Angela Alsobrooks was sworn in as the first elected female state's attorney in Prince George's County on Mon., Jan. 3 at a private ceremony in Upper Marlboro, Md. Alsobrooks, 39, said she has bold plans for the office.
"I plan on bringing resources to our office," she said.
"I plan on hiring a full-time grants writer [who] will help bring in the dollars needed to continue to make this office effective. I also want to improve the technological needs of our attorneys and staff."
Alsobrooks was publicly sworn in at a ceremony, known as an investiture, on Tue., Jan. 4 at the Prince George's County Courthouse -- Courtroom M3400 in Upper Marlboro. She was praised for her hard work and dedication to public service before an estimated crowd of 70, which included U.S. Sen. Benjamin Cardin (D-Md.) and Prince George's County Councilmembers Andrea Harrison (D-District 5), Karen Toles (D-District 7) and Mel Franklin (D-District 9).
U.S. District Court of Maryland Judge Alexander Williams said he knows that Alsobrooks will do well.
"I remember when Angela worked for me as a judicial intern and she was outstanding," said Williams, 62, the first Black to serve as state's attorney in the county. "She is smart, tough, tenacious and confident. She will be responsible, thoughtful and fair."
The Prince George's State's Attorney has about 70 prosecutors working for it, serving 834,500 residents. This number compares with 360 Assistant U.S. Attorneys in the District of Columbia, which has a population of 600,000 and Baltimore City, with a population of 637, 418, has about 300 prosecutors in its state's attorney's office.
Alsobrooks is well-aware of the disparity and said that she will work with federal and state partners and stakeholders, such as the U.S. Attorney of Maryland and the members of the Maryland General Assembly in Annapolis to try to bring prosecutor equity to the county.
Prince George's County Executive Rushern Baker, who spoke at the investiture, said that he will be happy to work with Alsobrooks.
"We won't let you fail because you have everything to succeed," Baker, 52, said. "You have the tenacity and the power and I am proud to be one of your partners."
Alsobrooks said that she does not plan a massive shake-up of staff and will "encourage them to do their best work."
"That's the goal," she said.
Alsobrooks said that while violent crime has declined, domestic abuse is on the increase.
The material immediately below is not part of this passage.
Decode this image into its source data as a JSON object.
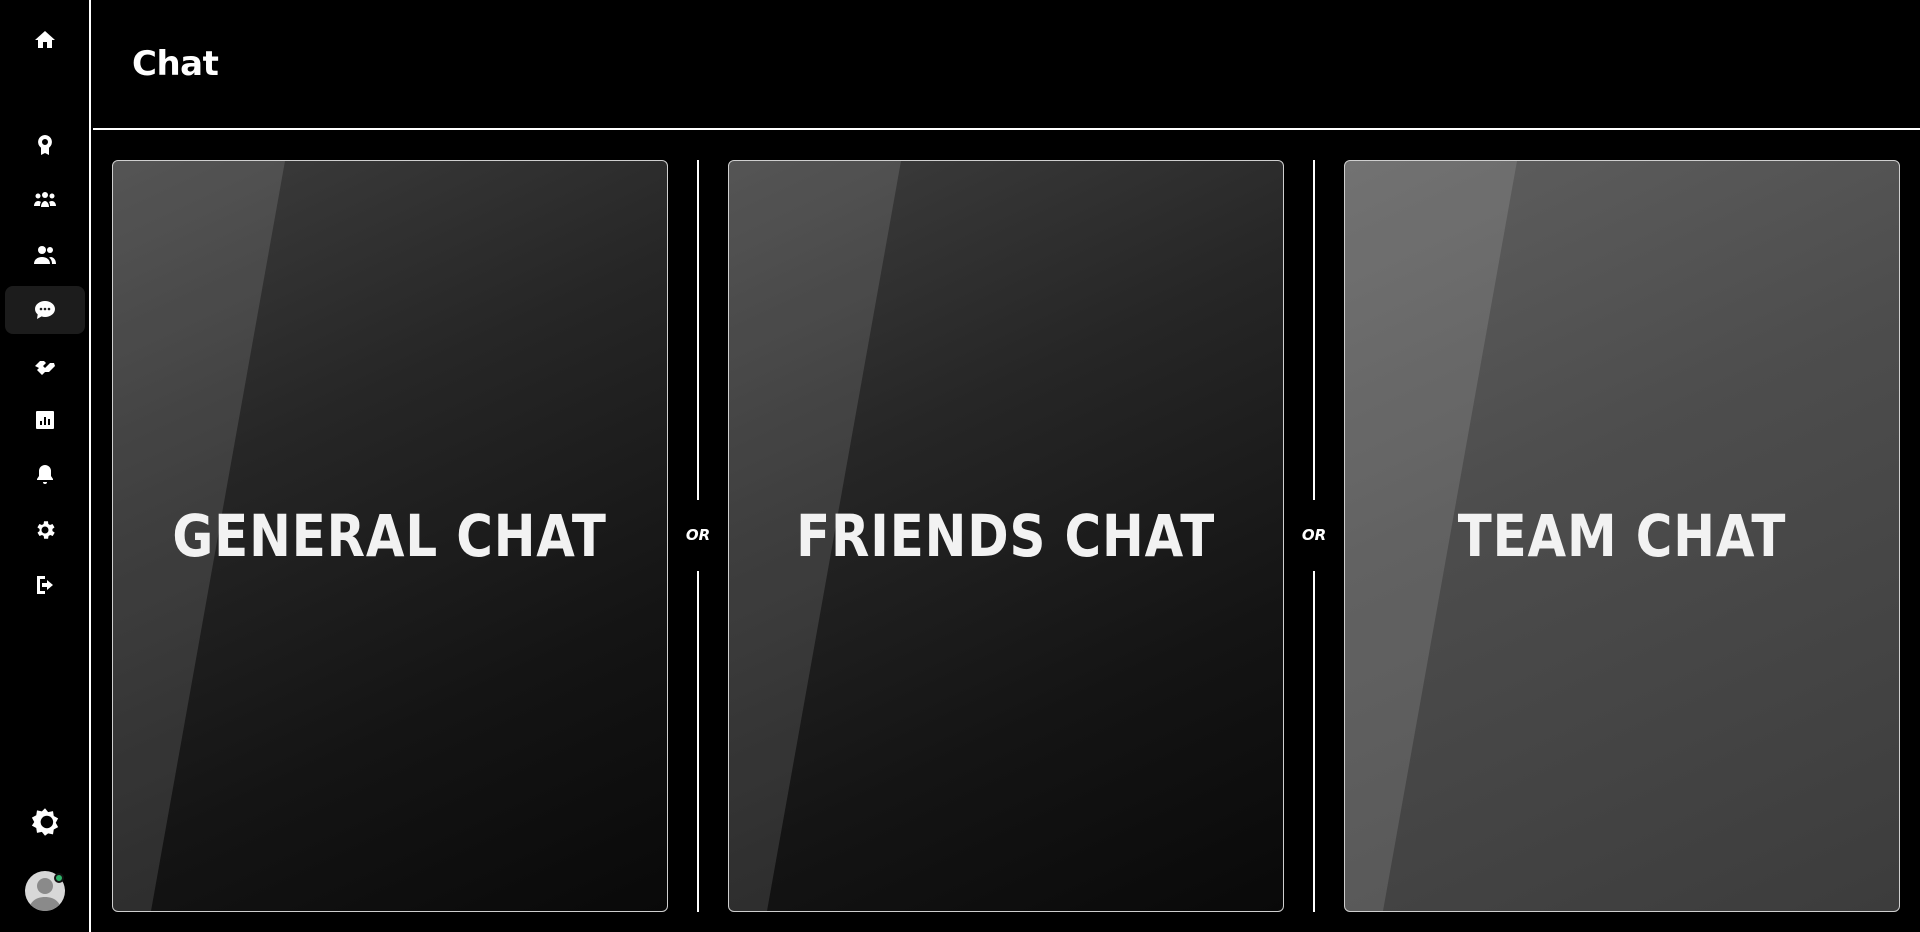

Stemming the tide of domestic violence is one of her goals, one that her predecessor Glenn Ivey worked hard to curtail.
She said that a key component of fighting crime is reducing recidivism, which means stopping ex-offenders from being re-incarcerated.
"I want to set up offender productive training," she said. "That is the smartest way to fight crime is by not letting it start."
Alsobrooks is a 1993 graduate of Duke University in Durham, N.C. She received her law degree from the University of Maryland School of Law in Baltimore in 1996 and was the first full-time domestic violence prosecutor in the county's history under then State's Attorney Jack Johnson.
In 2002, she served as the educational liaison under Johnson when he was elected as the county executive that year. Two years later, she was picked by Johnson to be the executive director of the Revenue Authority.
Alsobrooks won the Democratic Party primary for state's attorney on Tue., Sept. 14, defeating four other challengers. She faced no opposition on Tue., Nov. 2.
Alsobrooks, in her address at the investiture, said that she is "heir to an ancient tradition but faces contemporary challenges."
"For many people, our office is the last best hope that justice will be done," she said. "I promise to the people of Prince George's County firm, fair and consistent prosecutions."